In British Columbia, occupational health and safety is regulated by the Workers Compensation Act (the “BC Act”) and the Occupational Health and Safety Regulation. In the BC Act, employer is defined to include, “every person having in their service under a contract of hiring or apprenticeship, whether the contract is written or oral, express or implied, a person engaged in work in or about an industry.”
In BC, the concept that a project owner could be deemed by WorkSafeBC to be an employer is not new. However, owners who have been found liable under the BC Act are not necessarily forced to pay, as WorkSafeBC has discretion to relieve an employer from liability if satisfied that the default was excusable. Similar to the due diligence defences suggested by the Supreme Court, there are defences available to project owners in BC who have taken reasonable and appropriate steps to delegate authority for health and safety to a contractor.
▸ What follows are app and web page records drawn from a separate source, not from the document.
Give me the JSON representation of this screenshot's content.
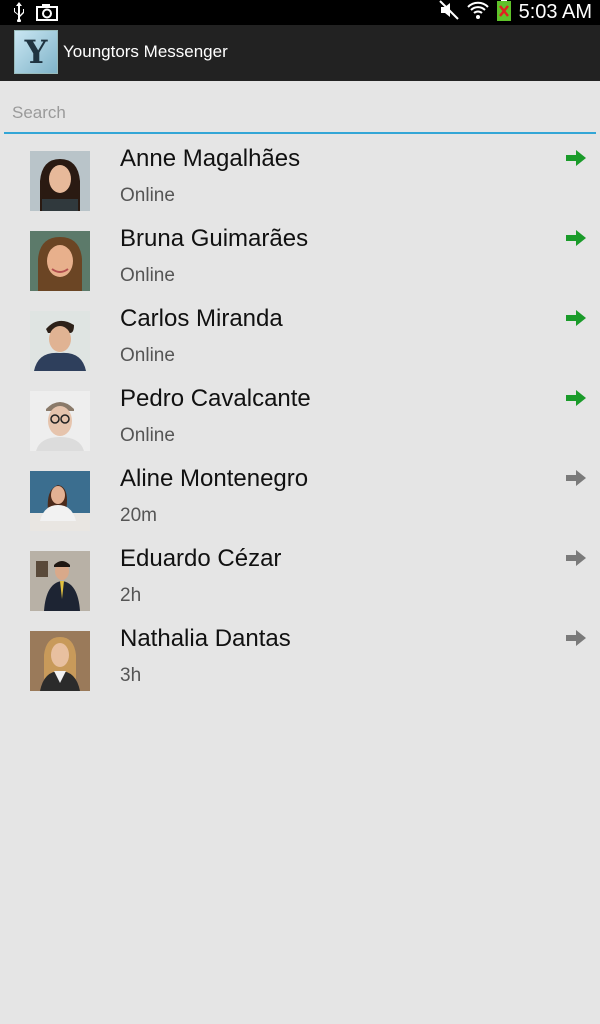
{
  "status_bar": {
    "time": "5:03 AM",
    "icons": [
      "usb-icon",
      "camera-icon",
      "mute-icon",
      "wifi-icon",
      "battery-icon"
    ]
  },
  "app": {
    "logo_letter": "Y",
    "title": "Youngtors Messenger"
  },
  "search": {
    "placeholder": "Search",
    "value": ""
  },
  "colors": {
    "online_arrow": "#1a9b2a",
    "offline_arrow": "#7a7a7a",
    "search_underline": "#33a6d6",
    "actionbar": "#222222",
    "background": "#e5e5e5"
  },
  "contacts": [
    {
      "name": "Anne Magalhães",
      "status": "Online",
      "online": true
    },
    {
      "name": "Bruna Guimarães",
      "status": "Online",
      "online": true
    },
    {
      "name": "Carlos Miranda",
      "status": "Online",
      "online": true
    },
    {
      "name": "Pedro Cavalcante",
      "status": "Online",
      "online": true
    },
    {
      "name": "Aline Montenegro",
      "status": "20m",
      "online": false
    },
    {
      "name": "Eduardo Cézar",
      "status": "2h",
      "online": false
    },
    {
      "name": "Nathalia Dantas",
      "status": "3h",
      "online": false
    }
  ]
}
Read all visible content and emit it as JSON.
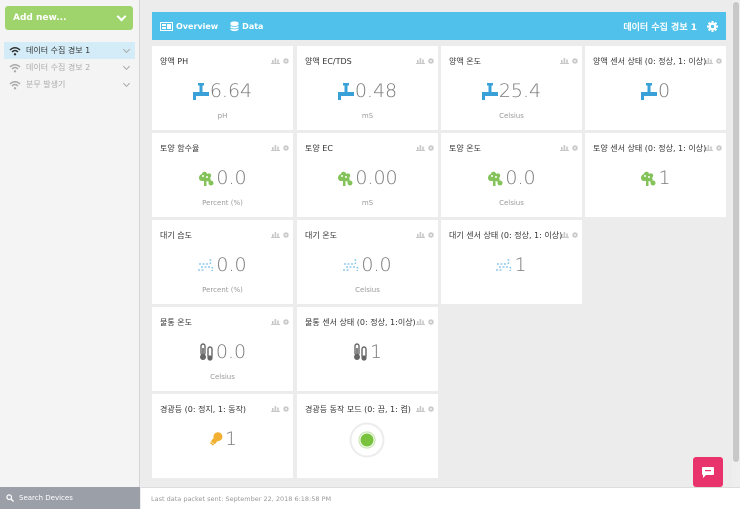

Where an owner has engaged a contractor to do work at its property, they should always seek a clearance letter from WorkSafeBC to avoid potential exposure to premium payments. Even when owners have retained an independent contractor, it is important that they do their due diligence to ensure that the contractor is in good standing with WorkSafeBC. Owners who fail to do so can become jointly liable with the contractor for unpaid WorkSafeBC insurance premiums. Owners can confirm a contractor’s status by getting a clearance letter from WorkSafeBC.
Finally, consider that most forms of CCDC contract provide that the contractor is responsible for construction safety. For example, General Condition 9.4.1 of the CCDC 2 provides:
- 9.4.1 The Contractor shall be responsible for establishing, initiating, maintaining, and supervising all health and safety precautions and programs in connection with the performance of the Work in accordance with the applicable health and safety legislation.
This General Condition establishes that the contractor is solely responsible for construction safety at the project. That responsibility, however, may differ where the owner engages other contractors under separate contracts or employs own forces to perform work. The owner and its consultants also must abide by safety regulations at the site. There is nuance to workplace safety, and when in doubt, and particularly when deviating from the traditional general contracting delivery method, seek legal advice to ensure compliance and make sure you understand your obligations and exposure to risk and liability in the context of the selected contracting and project delivery model.